• Problem: The number of lines holding the string "this" is all that is wanted; count them in the records below.

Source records

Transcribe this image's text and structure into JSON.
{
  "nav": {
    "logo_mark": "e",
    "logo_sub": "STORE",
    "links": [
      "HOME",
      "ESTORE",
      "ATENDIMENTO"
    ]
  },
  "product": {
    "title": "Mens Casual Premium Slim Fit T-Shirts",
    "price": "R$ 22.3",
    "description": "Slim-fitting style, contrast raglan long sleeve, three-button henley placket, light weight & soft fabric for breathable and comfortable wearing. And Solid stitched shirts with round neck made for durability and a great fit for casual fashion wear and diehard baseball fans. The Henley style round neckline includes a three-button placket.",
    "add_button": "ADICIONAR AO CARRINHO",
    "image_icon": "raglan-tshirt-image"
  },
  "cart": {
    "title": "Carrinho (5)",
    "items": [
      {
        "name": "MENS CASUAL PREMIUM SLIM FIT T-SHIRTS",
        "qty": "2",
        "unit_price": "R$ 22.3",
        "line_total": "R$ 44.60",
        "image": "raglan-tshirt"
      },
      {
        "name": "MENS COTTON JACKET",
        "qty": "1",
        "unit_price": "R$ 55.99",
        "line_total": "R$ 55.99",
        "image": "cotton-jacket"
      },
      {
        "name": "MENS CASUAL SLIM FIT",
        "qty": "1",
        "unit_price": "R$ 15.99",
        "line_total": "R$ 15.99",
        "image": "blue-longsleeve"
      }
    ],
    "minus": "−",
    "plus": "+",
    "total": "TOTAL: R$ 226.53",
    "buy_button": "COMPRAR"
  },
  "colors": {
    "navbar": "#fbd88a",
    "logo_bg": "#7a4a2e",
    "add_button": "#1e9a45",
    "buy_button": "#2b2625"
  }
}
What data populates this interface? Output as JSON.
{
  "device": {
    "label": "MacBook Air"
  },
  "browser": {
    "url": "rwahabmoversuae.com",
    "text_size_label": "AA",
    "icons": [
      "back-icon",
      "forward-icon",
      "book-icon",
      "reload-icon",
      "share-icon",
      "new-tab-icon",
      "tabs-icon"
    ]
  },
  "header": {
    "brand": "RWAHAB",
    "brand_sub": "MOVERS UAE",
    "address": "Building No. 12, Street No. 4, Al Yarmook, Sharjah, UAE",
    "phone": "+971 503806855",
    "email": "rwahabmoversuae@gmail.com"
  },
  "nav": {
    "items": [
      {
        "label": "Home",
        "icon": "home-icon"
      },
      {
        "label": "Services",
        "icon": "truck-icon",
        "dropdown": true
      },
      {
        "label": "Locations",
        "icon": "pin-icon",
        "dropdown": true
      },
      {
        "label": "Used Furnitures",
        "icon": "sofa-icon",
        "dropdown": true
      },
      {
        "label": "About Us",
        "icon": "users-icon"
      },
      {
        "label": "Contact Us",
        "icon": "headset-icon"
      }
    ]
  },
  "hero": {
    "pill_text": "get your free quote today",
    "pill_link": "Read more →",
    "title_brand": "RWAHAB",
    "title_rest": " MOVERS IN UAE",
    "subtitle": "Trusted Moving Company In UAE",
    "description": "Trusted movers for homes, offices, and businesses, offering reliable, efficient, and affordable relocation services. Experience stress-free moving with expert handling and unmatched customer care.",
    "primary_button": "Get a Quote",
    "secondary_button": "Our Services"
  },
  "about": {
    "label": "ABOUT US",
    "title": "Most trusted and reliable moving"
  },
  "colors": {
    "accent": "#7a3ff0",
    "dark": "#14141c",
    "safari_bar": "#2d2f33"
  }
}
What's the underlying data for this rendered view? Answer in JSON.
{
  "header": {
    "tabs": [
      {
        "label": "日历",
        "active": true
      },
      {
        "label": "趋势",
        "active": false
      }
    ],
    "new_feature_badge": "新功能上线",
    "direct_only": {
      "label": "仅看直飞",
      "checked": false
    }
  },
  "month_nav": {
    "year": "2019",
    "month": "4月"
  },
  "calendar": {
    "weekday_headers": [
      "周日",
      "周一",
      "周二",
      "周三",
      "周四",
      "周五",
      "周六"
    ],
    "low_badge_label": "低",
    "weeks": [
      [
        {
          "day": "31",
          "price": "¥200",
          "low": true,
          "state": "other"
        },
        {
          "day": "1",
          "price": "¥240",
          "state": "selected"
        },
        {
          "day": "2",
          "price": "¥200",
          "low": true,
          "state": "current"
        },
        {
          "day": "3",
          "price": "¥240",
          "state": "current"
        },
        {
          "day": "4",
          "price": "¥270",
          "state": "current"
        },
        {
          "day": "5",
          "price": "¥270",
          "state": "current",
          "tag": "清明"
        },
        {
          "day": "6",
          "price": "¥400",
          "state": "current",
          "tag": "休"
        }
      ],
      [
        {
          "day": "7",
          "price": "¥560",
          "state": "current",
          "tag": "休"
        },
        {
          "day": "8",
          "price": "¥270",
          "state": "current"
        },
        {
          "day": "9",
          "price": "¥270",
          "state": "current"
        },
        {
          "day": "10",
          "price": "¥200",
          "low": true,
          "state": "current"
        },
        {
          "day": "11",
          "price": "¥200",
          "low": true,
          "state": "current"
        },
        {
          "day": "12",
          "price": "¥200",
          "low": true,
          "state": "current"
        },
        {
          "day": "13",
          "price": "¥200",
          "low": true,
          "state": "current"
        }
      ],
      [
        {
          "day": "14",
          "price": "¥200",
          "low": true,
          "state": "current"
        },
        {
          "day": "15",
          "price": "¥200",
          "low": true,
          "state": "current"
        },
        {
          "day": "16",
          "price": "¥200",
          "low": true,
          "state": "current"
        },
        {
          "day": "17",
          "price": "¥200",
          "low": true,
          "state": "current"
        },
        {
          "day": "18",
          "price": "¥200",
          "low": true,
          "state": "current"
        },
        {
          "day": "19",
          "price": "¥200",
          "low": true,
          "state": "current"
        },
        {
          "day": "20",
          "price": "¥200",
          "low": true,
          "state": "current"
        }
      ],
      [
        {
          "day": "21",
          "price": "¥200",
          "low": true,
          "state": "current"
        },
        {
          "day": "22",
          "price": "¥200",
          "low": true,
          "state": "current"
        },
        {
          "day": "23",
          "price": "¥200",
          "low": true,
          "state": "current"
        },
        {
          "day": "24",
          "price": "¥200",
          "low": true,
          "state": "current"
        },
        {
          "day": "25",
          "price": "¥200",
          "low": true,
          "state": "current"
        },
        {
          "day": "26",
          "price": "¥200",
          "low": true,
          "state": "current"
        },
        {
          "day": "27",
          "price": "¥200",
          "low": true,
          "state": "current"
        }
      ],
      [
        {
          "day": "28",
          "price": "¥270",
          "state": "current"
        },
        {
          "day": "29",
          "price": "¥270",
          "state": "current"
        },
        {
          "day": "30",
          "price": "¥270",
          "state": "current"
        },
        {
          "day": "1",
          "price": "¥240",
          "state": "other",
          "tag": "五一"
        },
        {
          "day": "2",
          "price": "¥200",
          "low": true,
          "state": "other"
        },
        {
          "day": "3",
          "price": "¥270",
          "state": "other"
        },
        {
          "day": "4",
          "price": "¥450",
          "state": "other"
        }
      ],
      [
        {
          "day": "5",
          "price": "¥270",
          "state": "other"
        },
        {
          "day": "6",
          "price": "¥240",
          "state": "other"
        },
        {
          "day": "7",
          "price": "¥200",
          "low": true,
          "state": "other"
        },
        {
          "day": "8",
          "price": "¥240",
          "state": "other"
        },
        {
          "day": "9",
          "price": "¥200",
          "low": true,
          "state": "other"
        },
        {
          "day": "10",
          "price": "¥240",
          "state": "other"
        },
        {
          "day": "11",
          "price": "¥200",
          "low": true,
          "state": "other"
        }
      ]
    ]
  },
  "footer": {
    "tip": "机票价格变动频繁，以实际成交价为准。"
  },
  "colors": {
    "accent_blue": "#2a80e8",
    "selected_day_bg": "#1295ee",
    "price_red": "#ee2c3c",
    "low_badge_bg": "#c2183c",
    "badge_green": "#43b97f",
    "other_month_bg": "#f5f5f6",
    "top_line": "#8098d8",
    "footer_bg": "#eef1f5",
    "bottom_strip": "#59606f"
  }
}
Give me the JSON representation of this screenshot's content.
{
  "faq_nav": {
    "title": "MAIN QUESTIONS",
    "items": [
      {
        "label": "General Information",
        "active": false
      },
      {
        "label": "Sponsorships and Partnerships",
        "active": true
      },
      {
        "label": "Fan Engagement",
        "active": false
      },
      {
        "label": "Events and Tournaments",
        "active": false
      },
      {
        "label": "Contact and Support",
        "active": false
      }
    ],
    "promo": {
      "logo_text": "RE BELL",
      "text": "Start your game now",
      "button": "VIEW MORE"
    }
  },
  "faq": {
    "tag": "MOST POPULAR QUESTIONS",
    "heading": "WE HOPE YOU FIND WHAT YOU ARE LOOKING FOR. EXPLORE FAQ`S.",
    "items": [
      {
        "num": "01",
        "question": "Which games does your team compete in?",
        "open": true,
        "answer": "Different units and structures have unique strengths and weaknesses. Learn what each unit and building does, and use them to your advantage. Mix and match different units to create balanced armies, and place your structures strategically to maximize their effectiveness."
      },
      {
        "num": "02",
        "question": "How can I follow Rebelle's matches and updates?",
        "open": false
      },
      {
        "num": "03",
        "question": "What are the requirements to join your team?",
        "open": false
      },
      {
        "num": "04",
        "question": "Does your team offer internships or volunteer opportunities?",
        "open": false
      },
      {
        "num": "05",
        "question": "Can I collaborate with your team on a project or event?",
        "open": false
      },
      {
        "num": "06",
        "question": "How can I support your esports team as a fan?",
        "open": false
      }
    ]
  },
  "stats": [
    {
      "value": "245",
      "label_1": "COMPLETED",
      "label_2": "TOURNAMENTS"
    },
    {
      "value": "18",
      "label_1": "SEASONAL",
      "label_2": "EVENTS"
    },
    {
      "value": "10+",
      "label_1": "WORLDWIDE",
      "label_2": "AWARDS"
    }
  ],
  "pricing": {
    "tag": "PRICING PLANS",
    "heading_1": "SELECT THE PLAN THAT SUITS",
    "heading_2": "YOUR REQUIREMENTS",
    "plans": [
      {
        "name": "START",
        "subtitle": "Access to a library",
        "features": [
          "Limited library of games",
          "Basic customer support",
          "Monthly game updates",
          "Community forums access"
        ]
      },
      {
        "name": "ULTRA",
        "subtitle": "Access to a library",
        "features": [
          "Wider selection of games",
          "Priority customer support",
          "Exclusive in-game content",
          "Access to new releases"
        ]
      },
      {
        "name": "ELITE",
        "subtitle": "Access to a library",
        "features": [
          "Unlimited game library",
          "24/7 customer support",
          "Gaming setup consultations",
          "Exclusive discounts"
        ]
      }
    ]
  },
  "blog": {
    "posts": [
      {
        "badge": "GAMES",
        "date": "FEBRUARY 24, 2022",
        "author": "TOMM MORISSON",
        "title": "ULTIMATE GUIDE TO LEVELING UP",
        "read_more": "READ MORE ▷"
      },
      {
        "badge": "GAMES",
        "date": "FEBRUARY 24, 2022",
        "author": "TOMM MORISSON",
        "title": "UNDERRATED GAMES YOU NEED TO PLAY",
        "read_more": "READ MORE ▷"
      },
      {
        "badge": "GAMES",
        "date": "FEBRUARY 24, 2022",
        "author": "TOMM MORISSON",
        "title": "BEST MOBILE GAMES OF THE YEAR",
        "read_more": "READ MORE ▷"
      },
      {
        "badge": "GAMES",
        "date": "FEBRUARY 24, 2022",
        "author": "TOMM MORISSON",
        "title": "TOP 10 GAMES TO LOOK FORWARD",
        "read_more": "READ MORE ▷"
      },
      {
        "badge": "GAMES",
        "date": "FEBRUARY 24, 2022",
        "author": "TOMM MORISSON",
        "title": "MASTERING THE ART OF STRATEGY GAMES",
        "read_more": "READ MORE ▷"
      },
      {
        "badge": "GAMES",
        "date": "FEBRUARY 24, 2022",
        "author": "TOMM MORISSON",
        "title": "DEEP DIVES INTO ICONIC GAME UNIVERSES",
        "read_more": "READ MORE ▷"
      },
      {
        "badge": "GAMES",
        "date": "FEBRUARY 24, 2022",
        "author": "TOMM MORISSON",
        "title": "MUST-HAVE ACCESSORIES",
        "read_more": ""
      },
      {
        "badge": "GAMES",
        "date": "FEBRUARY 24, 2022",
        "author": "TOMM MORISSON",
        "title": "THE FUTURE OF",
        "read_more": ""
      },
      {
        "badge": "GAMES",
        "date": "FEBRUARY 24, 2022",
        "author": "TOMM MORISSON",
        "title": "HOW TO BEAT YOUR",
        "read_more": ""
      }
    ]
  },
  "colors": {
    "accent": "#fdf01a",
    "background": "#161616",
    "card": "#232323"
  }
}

• Your solution: 4